The case was transferred to the court of Aix-en-Provence. Catherine was first placed in a convent in Toulon and then taken to a convent in Aix for the trial, which began on 10 January 1731 under the Parlement of Aix.
The Parlement at Aix took evidence and witness accounts for almost a year. The case drew enormous attention from the whole of France, and Catherine was supported by parliamentarians, noblewomen, and the public in Toulon and Aix. The case was seen as a case against the Jesuit order, and Catherine was seen as a symbol of the corruption of the Jesuits.
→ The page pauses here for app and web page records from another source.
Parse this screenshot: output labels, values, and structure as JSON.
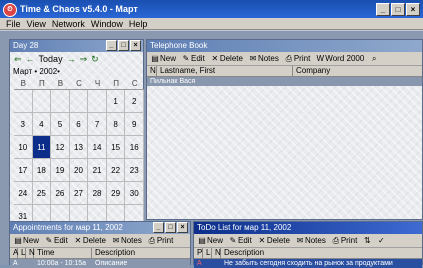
{
  "app": {
    "title": "Time & Chaos v5.4.0 - Март"
  },
  "menu": [
    "File",
    "View",
    "Network",
    "Window",
    "Help"
  ],
  "calendar": {
    "window_title": "Day 28",
    "nav_label": "Today",
    "month_label": "Март • 2002•",
    "dow": [
      "В",
      "П",
      "В",
      "С",
      "Ч",
      "П",
      "С"
    ],
    "days": [
      "",
      "",
      "",
      "",
      "",
      "1",
      "2",
      "3",
      "4",
      "5",
      "6",
      "7",
      "8",
      "9",
      "10",
      "11",
      "12",
      "13",
      "14",
      "15",
      "16",
      "17",
      "18",
      "19",
      "20",
      "21",
      "22",
      "23",
      "24",
      "25",
      "26",
      "27",
      "28",
      "29",
      "30",
      "31",
      "",
      "",
      "",
      "",
      "",
      ""
    ],
    "selected_day": "11"
  },
  "phonebook": {
    "window_title": "Telephone Book",
    "toolbar": {
      "new": "New",
      "edit": "Edit",
      "delete": "Delete",
      "notes": "Notes",
      "print": "Print",
      "word": "Word 2000"
    },
    "headers": {
      "n": "N",
      "name": "Lastname, First",
      "company": "Company"
    },
    "selected_row": "Пильнак Вася"
  },
  "appointments": {
    "window_title": "Appointments for мар 11, 2002",
    "toolbar": {
      "new": "New",
      "edit": "Edit",
      "delete": "Delete",
      "notes": "Notes",
      "print": "Print"
    },
    "headers": {
      "a": "A",
      "l": "L",
      "n": "N",
      "time": "Time",
      "description": "Description"
    },
    "row": {
      "a": "A",
      "time": "10:00a - 10:15a",
      "description": "Описание"
    }
  },
  "todo": {
    "window_title": "ToDo List for мар 11, 2002",
    "toolbar": {
      "new": "New",
      "edit": "Edit",
      "delete": "Delete",
      "notes": "Notes",
      "print": "Print"
    },
    "headers": {
      "p": "P",
      "l": "L",
      "n": "N",
      "description": "Description"
    },
    "row": {
      "p": "A",
      "description": "Не забыть сегодня сходить на рынок за продуктами"
    }
  }
}
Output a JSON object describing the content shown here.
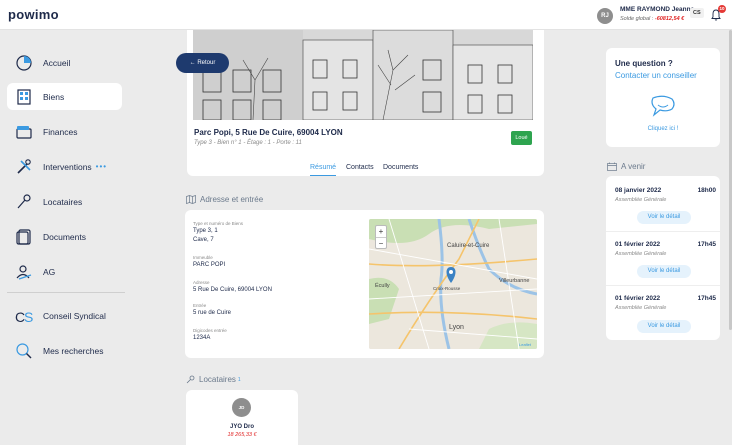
{
  "app": {
    "logo": "powimo"
  },
  "user": {
    "avatar_initials": "RJ",
    "name": "MME RAYMOND Jeanne",
    "balance_label": "Solde global : ",
    "balance_value": "-60812,54 €",
    "company_initials": "CS",
    "notification_count": "10"
  },
  "sidebar": {
    "items": [
      {
        "label": "Accueil",
        "icon": "home-icon"
      },
      {
        "label": "Biens",
        "icon": "building-icon"
      },
      {
        "label": "Finances",
        "icon": "wallet-icon"
      },
      {
        "label": "Interventions",
        "icon": "tools-icon",
        "extra": "•••"
      },
      {
        "label": "Locataires",
        "icon": "key-icon"
      },
      {
        "label": "Documents",
        "icon": "document-icon"
      },
      {
        "label": "AG",
        "icon": "meeting-icon"
      },
      {
        "label": "Conseil Syndical",
        "icon": "cs-icon"
      },
      {
        "label": "Mes recherches",
        "icon": "search-icon"
      }
    ]
  },
  "property": {
    "back_label": "← Retour",
    "title": "Parc Popi, 5 Rue De Cuire, 69004 LYON",
    "subtitle": "Type 3 - Bien n° 1 - Étage : 1 - Porte : 11",
    "status": "Loué",
    "tabs": [
      "Résumé",
      "Contacts",
      "Documents"
    ]
  },
  "address_section": {
    "title": "Adresse et entrée",
    "fields": [
      {
        "label": "Type et numéro de Biens",
        "values": [
          "Type 3, 1",
          "Cave, 7"
        ]
      },
      {
        "label": "Immeuble",
        "values": [
          "PARC POPI"
        ]
      },
      {
        "label": "Adresse",
        "values": [
          "5 Rue De Cuire, 69004 LYON"
        ]
      },
      {
        "label": "Entrée",
        "values": [
          "5 rue de Cuire"
        ]
      },
      {
        "label": "Digicodes entrée",
        "values": [
          "1234A"
        ]
      }
    ],
    "map": {
      "zoom_in": "+",
      "zoom_out": "−",
      "attribution": "Leaflet",
      "labels": [
        "Caluire-et-Cuire",
        "Villeurbanne",
        "Lyon",
        "Écully",
        "Croix-Rousse"
      ]
    }
  },
  "tenants_section": {
    "title": "Locataires",
    "count": "1",
    "tenants": [
      {
        "initials": "JD",
        "name": "JYO Dro",
        "amount": "18 265,33 €"
      }
    ]
  },
  "help": {
    "title": "Une question ?",
    "subtitle": "Contacter un conseiller",
    "link": "Cliquez ici !"
  },
  "upcoming": {
    "title": "A venir",
    "button_label": "Voir le détail",
    "events": [
      {
        "date": "08 janvier 2022",
        "time": "18h00",
        "type": "Assemblée Générale"
      },
      {
        "date": "01 février 2022",
        "time": "17h45",
        "type": "Assemblée Générale"
      },
      {
        "date": "01 février 2022",
        "time": "17h45",
        "type": "Assemblée Générale"
      }
    ]
  },
  "colors": {
    "primary": "#1e2a4a",
    "accent": "#3b9ae1",
    "success": "#2ea44f",
    "danger": "#e02424"
  }
}
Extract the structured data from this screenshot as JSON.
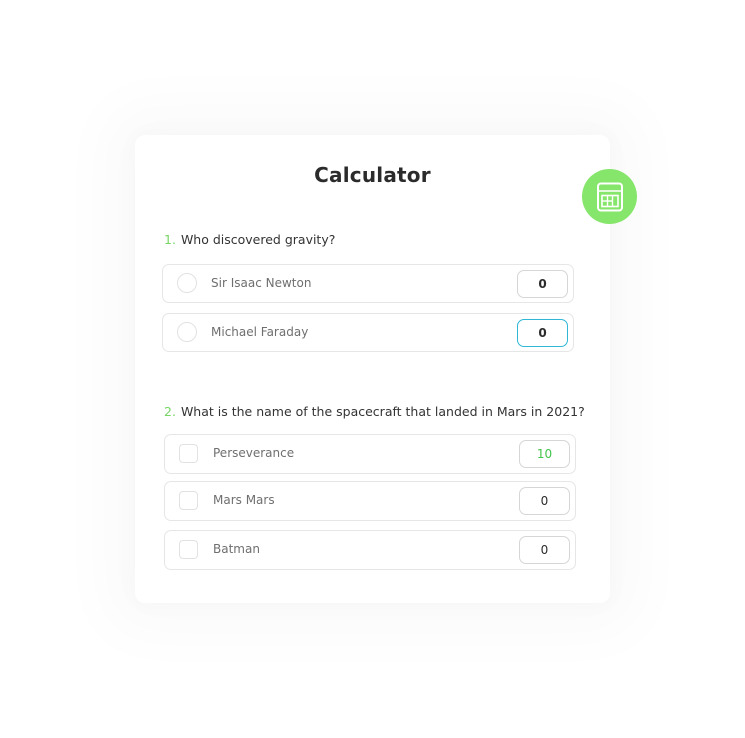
{
  "card": {
    "title": "Calculator",
    "badge_icon": "calculator-icon",
    "accent_color": "#86e66b"
  },
  "questions": [
    {
      "number": "1.",
      "text": "Who discovered gravity?",
      "input_type": "radio",
      "options": [
        {
          "label": "Sir Isaac Newton",
          "score": "0"
        },
        {
          "label": "Michael Faraday",
          "score": "0"
        }
      ]
    },
    {
      "number": "2.",
      "text": "What is the name of the spacecraft that landed in Mars in 2021?",
      "input_type": "checkbox",
      "options": [
        {
          "label": "Perseverance",
          "score": "10"
        },
        {
          "label": "Mars Mars",
          "score": "0"
        },
        {
          "label": "Batman",
          "score": "0"
        }
      ]
    }
  ]
}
Catherine accused Girard of bewitching her by making her fall in love with him: She accused him of seduction, “spiritual incest” (that is, introducing sex into a religious relationship of power), witchcraft, and heresy.
“You see here before you a young girl of twenty years,
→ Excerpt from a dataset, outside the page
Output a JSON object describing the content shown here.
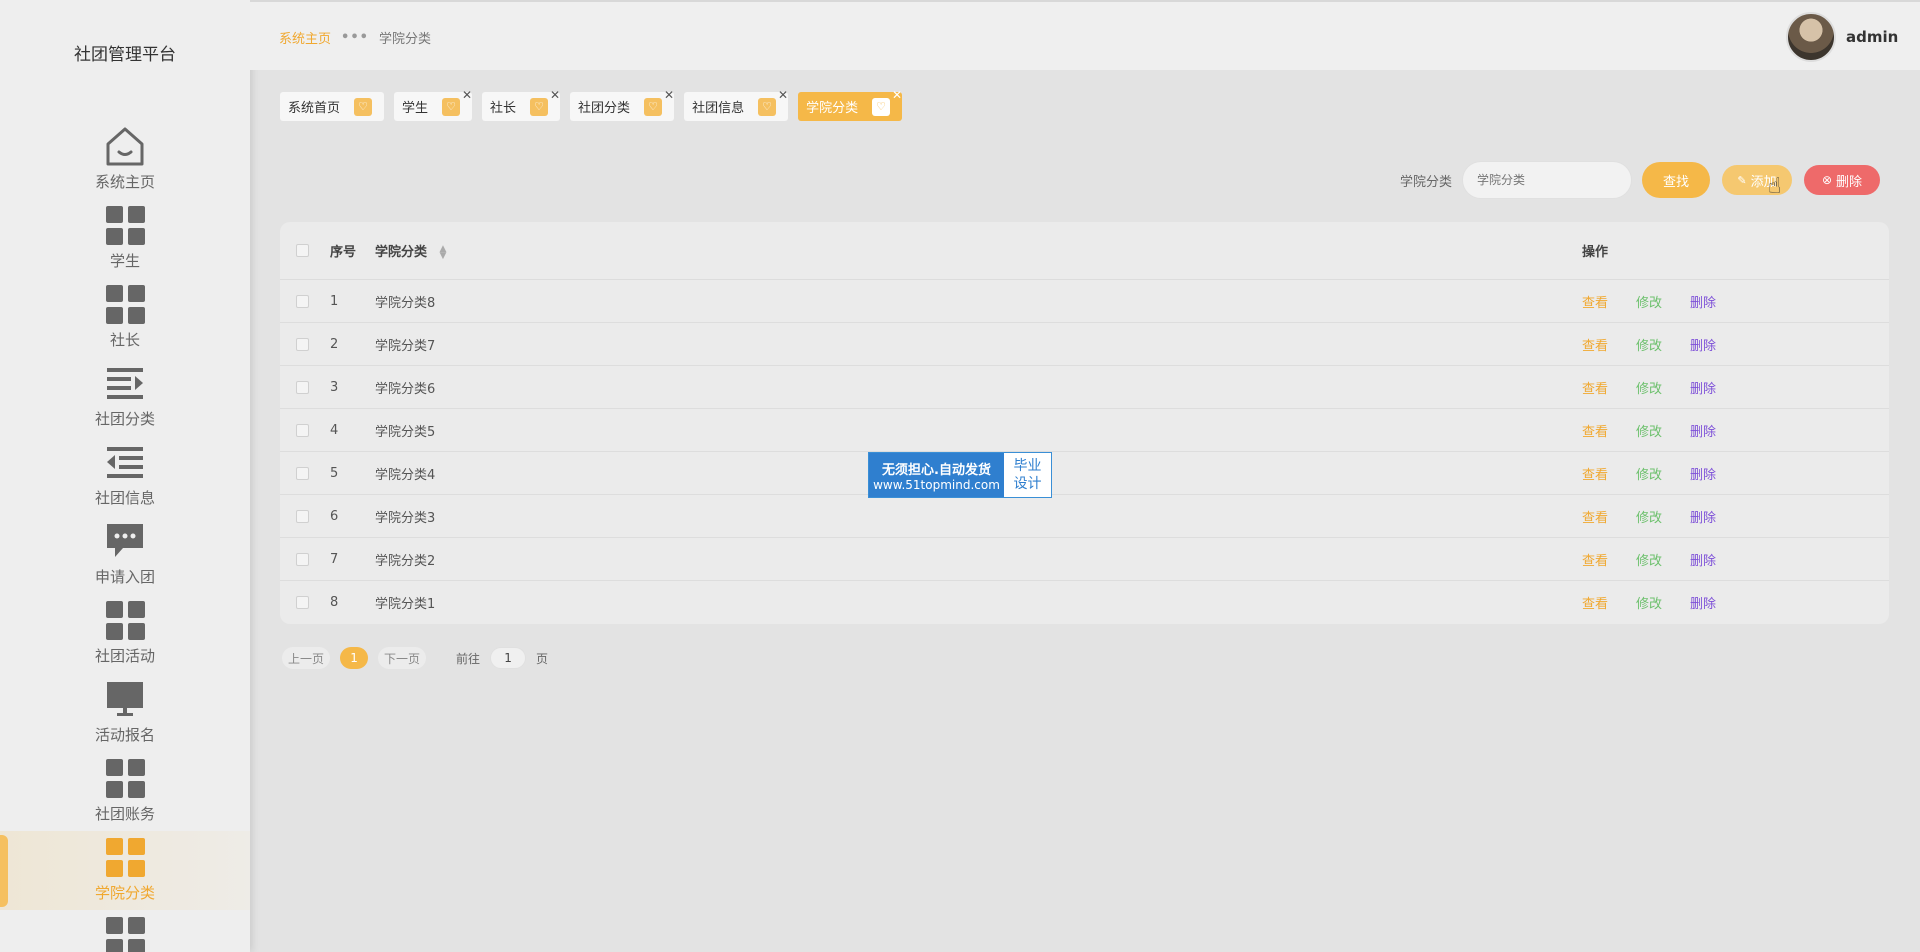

plunged into an abyss of evils, but whose heart is still unsullied.”
On 11 September 1731, Catherine Cadiére was sentenced to death, but When they returned with their verdict on 11 October 1731, the judges were split 12 to 12. (President Lebret) cast the deciding vote, and he “returned Father Girard to the ecclesiastical authorities for his irregular conduct as a priest, and Catherine was declared innocent and sent back to her mother. By this dismissal he indicated the charges of sorcery were not proved.”
Her acquittal and release was greeted with great rejoicing from the public. She was turned over to her mother, who was to remove her to prevent chaos, so that civil order could be restored. However, the fate of Catherine Cadiére after this is unknown, and considered to be mysterious.
Robbins, Rossell (1974). The Encyclopedia of Witchcraft and Demonology (Twelfth ed.). New York, N.Y.: Crown Publishers, Inc
In the novel Thérèse philosophe the narrative starts with Therese, from solid bourgeois stock, becoming a student of Father Dirrag, a Jesuit who secretly teaches materialism. Therese spies on Dirrag counseling her fellow student, Mlle. Eradice, and preying on her spiritual ambition in order to seduce her. Through flagellation and penetration, Dirrag gives Mlle. Eradice what she thinks is spiritual ecstasy but is actually sexual. “Father Dirrag” and “Mlle. Eradice” are named after anagrams of Catherine Cadière and Jean-Baptiste Girard !
In the novel Thérèse philosophe, Therese is placed in a convent, where she becomes sick because her pleasure principle is not permitted to express itself, putting her body into disorder. She is rescued by Mme. C and Abbe T. and she spies on them discussing libertine political and religious philosophy in between sexual encounters…..
see: Natania Meeker, « ‘I Resist no Longer’: Enlightened Philosophy and Feminine Compulsion in Thérèse philosophe », Eighteenth-Century Studies, Spring 2006, n° 39 (3), p. 363-76
English Short Title Catalog,; ESTCT20093